If you're new to yoga, getting hands-on attention from a teacher is the best way to build a strong foundation, but if you're strapped for cash, it's still possible to build a solid yoga practice. Doing yoga at home can be a beautiful gift to yourself, but keeping a consistent practice can sometimes feel a little overwhelming. Both seasoned students and newbies alike can benefit from these tips for creating a sustainable home practice.
Start slow: There's no need to dive into a 45-minute sequence from the get-go; start with just 15 or 20 minutes when first creating your home practice. You'll be more likely to stay committed to your new routine if the length of your practice doesn't seem so daunting. Get started with our 20-minute total-body yoga sequence.
Timing's everything: Every day, do your best to hit your mat at the same time. Whether it's first thing in the morning or once you're home from work, a stable routine will train your mind to crave a regular practice time. You also won't have the excuse about where to find the time to practice if it's seamlessly built into your busy schedule.

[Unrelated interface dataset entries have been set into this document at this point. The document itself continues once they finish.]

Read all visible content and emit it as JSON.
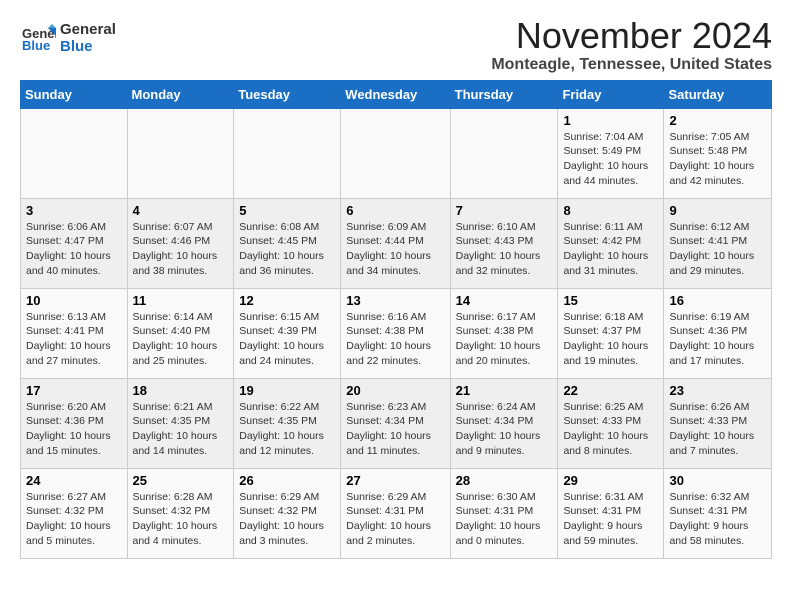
{
  "header": {
    "logo_general": "General",
    "logo_blue": "Blue",
    "title": "November 2024",
    "subtitle": "Monteagle, Tennessee, United States"
  },
  "weekdays": [
    "Sunday",
    "Monday",
    "Tuesday",
    "Wednesday",
    "Thursday",
    "Friday",
    "Saturday"
  ],
  "weeks": [
    [
      {
        "day": "",
        "info": ""
      },
      {
        "day": "",
        "info": ""
      },
      {
        "day": "",
        "info": ""
      },
      {
        "day": "",
        "info": ""
      },
      {
        "day": "",
        "info": ""
      },
      {
        "day": "1",
        "info": "Sunrise: 7:04 AM\nSunset: 5:49 PM\nDaylight: 10 hours\nand 44 minutes."
      },
      {
        "day": "2",
        "info": "Sunrise: 7:05 AM\nSunset: 5:48 PM\nDaylight: 10 hours\nand 42 minutes."
      }
    ],
    [
      {
        "day": "3",
        "info": "Sunrise: 6:06 AM\nSunset: 4:47 PM\nDaylight: 10 hours\nand 40 minutes."
      },
      {
        "day": "4",
        "info": "Sunrise: 6:07 AM\nSunset: 4:46 PM\nDaylight: 10 hours\nand 38 minutes."
      },
      {
        "day": "5",
        "info": "Sunrise: 6:08 AM\nSunset: 4:45 PM\nDaylight: 10 hours\nand 36 minutes."
      },
      {
        "day": "6",
        "info": "Sunrise: 6:09 AM\nSunset: 4:44 PM\nDaylight: 10 hours\nand 34 minutes."
      },
      {
        "day": "7",
        "info": "Sunrise: 6:10 AM\nSunset: 4:43 PM\nDaylight: 10 hours\nand 32 minutes."
      },
      {
        "day": "8",
        "info": "Sunrise: 6:11 AM\nSunset: 4:42 PM\nDaylight: 10 hours\nand 31 minutes."
      },
      {
        "day": "9",
        "info": "Sunrise: 6:12 AM\nSunset: 4:41 PM\nDaylight: 10 hours\nand 29 minutes."
      }
    ],
    [
      {
        "day": "10",
        "info": "Sunrise: 6:13 AM\nSunset: 4:41 PM\nDaylight: 10 hours\nand 27 minutes."
      },
      {
        "day": "11",
        "info": "Sunrise: 6:14 AM\nSunset: 4:40 PM\nDaylight: 10 hours\nand 25 minutes."
      },
      {
        "day": "12",
        "info": "Sunrise: 6:15 AM\nSunset: 4:39 PM\nDaylight: 10 hours\nand 24 minutes."
      },
      {
        "day": "13",
        "info": "Sunrise: 6:16 AM\nSunset: 4:38 PM\nDaylight: 10 hours\nand 22 minutes."
      },
      {
        "day": "14",
        "info": "Sunrise: 6:17 AM\nSunset: 4:38 PM\nDaylight: 10 hours\nand 20 minutes."
      },
      {
        "day": "15",
        "info": "Sunrise: 6:18 AM\nSunset: 4:37 PM\nDaylight: 10 hours\nand 19 minutes."
      },
      {
        "day": "16",
        "info": "Sunrise: 6:19 AM\nSunset: 4:36 PM\nDaylight: 10 hours\nand 17 minutes."
      }
    ],
    [
      {
        "day": "17",
        "info": "Sunrise: 6:20 AM\nSunset: 4:36 PM\nDaylight: 10 hours\nand 15 minutes."
      },
      {
        "day": "18",
        "info": "Sunrise: 6:21 AM\nSunset: 4:35 PM\nDaylight: 10 hours\nand 14 minutes."
      },
      {
        "day": "19",
        "info": "Sunrise: 6:22 AM\nSunset: 4:35 PM\nDaylight: 10 hours\nand 12 minutes."
      },
      {
        "day": "20",
        "info": "Sunrise: 6:23 AM\nSunset: 4:34 PM\nDaylight: 10 hours\nand 11 minutes."
      },
      {
        "day": "21",
        "info": "Sunrise: 6:24 AM\nSunset: 4:34 PM\nDaylight: 10 hours\nand 9 minutes."
      },
      {
        "day": "22",
        "info": "Sunrise: 6:25 AM\nSunset: 4:33 PM\nDaylight: 10 hours\nand 8 minutes."
      },
      {
        "day": "23",
        "info": "Sunrise: 6:26 AM\nSunset: 4:33 PM\nDaylight: 10 hours\nand 7 minutes."
      }
    ],
    [
      {
        "day": "24",
        "info": "Sunrise: 6:27 AM\nSunset: 4:32 PM\nDaylight: 10 hours\nand 5 minutes."
      },
      {
        "day": "25",
        "info": "Sunrise: 6:28 AM\nSunset: 4:32 PM\nDaylight: 10 hours\nand 4 minutes."
      },
      {
        "day": "26",
        "info": "Sunrise: 6:29 AM\nSunset: 4:32 PM\nDaylight: 10 hours\nand 3 minutes."
      },
      {
        "day": "27",
        "info": "Sunrise: 6:29 AM\nSunset: 4:31 PM\nDaylight: 10 hours\nand 2 minutes."
      },
      {
        "day": "28",
        "info": "Sunrise: 6:30 AM\nSunset: 4:31 PM\nDaylight: 10 hours\nand 0 minutes."
      },
      {
        "day": "29",
        "info": "Sunrise: 6:31 AM\nSunset: 4:31 PM\nDaylight: 9 hours\nand 59 minutes."
      },
      {
        "day": "30",
        "info": "Sunrise: 6:32 AM\nSunset: 4:31 PM\nDaylight: 9 hours\nand 58 minutes."
      }
    ]
  ]
}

Pick poses wisely: A great yoga teacher once told me to choose two poses I love and one I hate when building a practice at home. The ones you love will have you feeling confident and graceful, but the ones we hate are the ones our bodies need the most!
Create a sacred space: Make a sweet home for your practice. Whether it's a corner of your bedroom, a section on your living room floor, or even your back porch, find a place where you'll have ample room for your mat and for fluid movement. Consider lighting a candle or two to kick up the ambience a notch. See tips for setting up a yoga space at home here.
Try a DVD: If you can't afford studio prices right now, find a DVD that matches your skill level. The Tara Stiles Is Yoga DVD Set ($20) is truly suitable for all levels: the set comes with four DVDs with helpful instruction and thoughtful sequencing. Our 10-minute yoga sequences from Ursula Vari and Exhale Spa or this 20-minute lower-body practice from Sadie Nardini will also work well in a home yoga plan.